Research carried out in July 2020 by UK energy supplier Bulb in partnership with EcoAct, estimated that UK firms could face a ‘black hole’ of 470,000 tonnes of carbon this year due to unaccounted energy use incurred by employees at home, potentially undermining the UK’s long-term net zero emissions ambition. To put this into perspective, this is equivalent to flying around the world over 84,700 times in economy class.
This new paper sets out a base case for three areas of emissions generated from homeworking (emissions from office equipment, heating energy and cooling energy) and provides the calculations companies need to robustly assess these emissions in their 2020 reporting.
Fiona Cannon, Group Sustainable Business Director, Lloyds Banking Group said: “Even before the impact of the Covid-19 pandemic, we have supported an agile approach for our colleagues, enabling them to work from home and look at different working patterns.
While the Covid-19 pandemic has resulted in a further reduction in our carbon emissions, most notably through less travel, we recognise the need to balance this against the additional emissions caused by colleagues working from home. This report is a valuable step in navigating the challenge of measuring carbon emissions associated with home working and supports organisations in taking action to tackle the threat of climate change.”
Natwest Group agrees “As our ways of working continue to change through this pandemic and beyond, it is essential that companies understand the full impact such changes are having on their carbon emissions.
“This year we announced ambitious targets to reduce our climate impact, which include making our operations net zero by the end of 2020. Homeworking emissions are currently excluded from our footprint calculations due to the historic lack of a clear methodology and the associated data collection challenges. Given the significant shift in working patterns seen in 2020, we feel it is important to be able to assess the materiality of the displaced emissions, enabling us to make better decisions about how we tackle them in the future.
Most large companies choose to disclose emissions in line with the Greenhouse Gas (GHG) protocol standards. Under the GHG protocol, homeworking is currently an optional disclosure covered in the Employee Commuting (Category 7) section. EcoAct’s methodology seeks to supplement and support the GHG protocol by providing a standardised format which businesses can cite in their disclosures”.

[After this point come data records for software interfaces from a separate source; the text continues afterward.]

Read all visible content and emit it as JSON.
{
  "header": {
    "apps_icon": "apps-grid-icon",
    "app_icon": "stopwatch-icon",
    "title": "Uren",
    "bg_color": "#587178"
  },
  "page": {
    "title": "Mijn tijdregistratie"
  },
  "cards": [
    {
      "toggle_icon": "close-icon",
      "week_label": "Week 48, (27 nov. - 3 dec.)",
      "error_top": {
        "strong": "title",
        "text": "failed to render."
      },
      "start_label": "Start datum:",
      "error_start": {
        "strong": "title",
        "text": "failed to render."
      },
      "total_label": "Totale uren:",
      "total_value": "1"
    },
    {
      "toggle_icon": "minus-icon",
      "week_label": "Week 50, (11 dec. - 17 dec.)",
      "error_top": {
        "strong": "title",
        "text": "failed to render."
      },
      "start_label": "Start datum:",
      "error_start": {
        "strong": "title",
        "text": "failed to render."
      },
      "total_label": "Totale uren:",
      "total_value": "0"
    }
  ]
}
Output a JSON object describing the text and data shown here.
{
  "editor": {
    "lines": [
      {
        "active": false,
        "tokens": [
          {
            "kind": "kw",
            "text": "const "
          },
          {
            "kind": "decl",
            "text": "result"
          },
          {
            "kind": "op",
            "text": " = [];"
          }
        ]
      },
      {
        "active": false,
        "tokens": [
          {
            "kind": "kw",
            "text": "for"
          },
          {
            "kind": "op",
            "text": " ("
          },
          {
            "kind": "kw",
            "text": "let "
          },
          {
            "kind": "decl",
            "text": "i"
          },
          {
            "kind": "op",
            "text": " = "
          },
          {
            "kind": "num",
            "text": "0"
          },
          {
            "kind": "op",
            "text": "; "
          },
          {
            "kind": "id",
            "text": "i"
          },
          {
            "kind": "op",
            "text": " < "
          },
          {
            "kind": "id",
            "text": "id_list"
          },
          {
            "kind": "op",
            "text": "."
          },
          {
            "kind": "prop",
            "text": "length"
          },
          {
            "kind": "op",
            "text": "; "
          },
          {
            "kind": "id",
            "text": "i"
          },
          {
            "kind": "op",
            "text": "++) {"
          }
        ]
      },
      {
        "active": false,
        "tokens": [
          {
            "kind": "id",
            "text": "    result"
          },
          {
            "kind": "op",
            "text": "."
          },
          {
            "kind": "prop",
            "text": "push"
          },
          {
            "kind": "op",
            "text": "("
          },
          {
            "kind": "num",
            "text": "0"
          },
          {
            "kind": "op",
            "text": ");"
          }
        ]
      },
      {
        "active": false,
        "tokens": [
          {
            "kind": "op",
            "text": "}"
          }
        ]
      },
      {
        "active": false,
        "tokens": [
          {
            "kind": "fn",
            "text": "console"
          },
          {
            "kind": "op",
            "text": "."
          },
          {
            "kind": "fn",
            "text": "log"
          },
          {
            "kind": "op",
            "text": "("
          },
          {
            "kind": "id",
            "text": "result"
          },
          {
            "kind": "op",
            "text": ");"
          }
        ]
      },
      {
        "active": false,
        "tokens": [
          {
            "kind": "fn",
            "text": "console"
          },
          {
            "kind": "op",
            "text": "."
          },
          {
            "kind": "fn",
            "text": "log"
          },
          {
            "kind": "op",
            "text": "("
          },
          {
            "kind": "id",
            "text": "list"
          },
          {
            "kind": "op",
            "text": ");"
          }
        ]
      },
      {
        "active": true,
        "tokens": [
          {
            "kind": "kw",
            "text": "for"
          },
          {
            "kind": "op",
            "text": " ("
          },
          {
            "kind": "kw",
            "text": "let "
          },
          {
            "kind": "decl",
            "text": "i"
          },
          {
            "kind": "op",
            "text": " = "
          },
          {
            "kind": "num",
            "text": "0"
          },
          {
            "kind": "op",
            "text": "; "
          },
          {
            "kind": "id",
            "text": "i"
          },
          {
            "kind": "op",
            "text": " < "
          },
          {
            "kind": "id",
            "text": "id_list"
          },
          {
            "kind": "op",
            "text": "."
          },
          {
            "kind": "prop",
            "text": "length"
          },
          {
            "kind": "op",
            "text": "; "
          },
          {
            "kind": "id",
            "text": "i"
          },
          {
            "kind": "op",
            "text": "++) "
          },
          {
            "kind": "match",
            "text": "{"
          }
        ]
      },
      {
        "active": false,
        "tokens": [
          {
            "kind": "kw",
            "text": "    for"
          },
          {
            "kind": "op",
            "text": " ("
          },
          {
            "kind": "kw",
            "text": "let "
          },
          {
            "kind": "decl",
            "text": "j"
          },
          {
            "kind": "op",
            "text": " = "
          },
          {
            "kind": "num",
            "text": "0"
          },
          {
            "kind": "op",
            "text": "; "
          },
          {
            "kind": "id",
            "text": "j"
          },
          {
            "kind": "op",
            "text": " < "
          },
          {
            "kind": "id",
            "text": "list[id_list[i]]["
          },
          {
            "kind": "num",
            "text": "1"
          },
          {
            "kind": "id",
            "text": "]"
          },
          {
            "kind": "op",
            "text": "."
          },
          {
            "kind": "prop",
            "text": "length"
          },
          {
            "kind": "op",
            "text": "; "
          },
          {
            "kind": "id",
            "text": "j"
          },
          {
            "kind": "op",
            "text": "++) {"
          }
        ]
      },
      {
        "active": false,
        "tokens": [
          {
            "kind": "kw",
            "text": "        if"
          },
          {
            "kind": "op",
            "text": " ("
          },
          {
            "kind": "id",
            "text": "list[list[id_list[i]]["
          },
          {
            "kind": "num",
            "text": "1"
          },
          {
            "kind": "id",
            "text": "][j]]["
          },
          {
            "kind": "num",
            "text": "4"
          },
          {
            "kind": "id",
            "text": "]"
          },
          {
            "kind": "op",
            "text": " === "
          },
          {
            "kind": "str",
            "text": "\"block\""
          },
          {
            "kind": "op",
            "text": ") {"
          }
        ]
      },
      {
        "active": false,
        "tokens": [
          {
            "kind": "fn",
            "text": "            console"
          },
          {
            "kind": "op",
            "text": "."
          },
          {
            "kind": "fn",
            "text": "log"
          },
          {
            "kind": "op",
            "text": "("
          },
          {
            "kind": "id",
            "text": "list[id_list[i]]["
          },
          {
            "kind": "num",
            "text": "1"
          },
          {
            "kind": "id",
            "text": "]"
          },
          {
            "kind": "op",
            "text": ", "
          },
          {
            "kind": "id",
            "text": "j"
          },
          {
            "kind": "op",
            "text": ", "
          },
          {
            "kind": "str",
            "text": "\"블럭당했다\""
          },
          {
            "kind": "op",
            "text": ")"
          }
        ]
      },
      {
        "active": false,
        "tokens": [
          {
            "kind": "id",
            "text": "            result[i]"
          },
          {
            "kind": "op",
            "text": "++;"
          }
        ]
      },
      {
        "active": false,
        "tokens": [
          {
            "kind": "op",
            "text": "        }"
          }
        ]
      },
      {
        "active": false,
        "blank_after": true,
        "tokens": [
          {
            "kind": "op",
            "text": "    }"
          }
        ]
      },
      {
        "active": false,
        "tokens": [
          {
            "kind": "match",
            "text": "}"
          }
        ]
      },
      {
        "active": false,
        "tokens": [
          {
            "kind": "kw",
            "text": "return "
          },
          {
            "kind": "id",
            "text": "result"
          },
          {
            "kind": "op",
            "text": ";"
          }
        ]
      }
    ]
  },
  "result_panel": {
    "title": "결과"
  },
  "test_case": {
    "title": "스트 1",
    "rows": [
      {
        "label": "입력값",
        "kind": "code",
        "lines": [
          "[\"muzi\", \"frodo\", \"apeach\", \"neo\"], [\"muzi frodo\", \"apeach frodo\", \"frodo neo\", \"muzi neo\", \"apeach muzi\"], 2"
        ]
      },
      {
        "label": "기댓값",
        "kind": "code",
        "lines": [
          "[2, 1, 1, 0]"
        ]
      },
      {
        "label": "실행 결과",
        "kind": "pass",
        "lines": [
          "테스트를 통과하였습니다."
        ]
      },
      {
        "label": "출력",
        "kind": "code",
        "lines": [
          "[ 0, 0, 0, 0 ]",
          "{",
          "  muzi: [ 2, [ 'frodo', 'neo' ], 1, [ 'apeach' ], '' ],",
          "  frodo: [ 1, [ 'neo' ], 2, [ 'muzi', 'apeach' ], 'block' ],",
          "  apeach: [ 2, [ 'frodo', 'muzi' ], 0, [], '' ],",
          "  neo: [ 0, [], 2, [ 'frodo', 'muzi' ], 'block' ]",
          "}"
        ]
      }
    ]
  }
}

The full report is accessible here: https://info.eco-act.com/en/homeworking-emissions-whitepaper-2020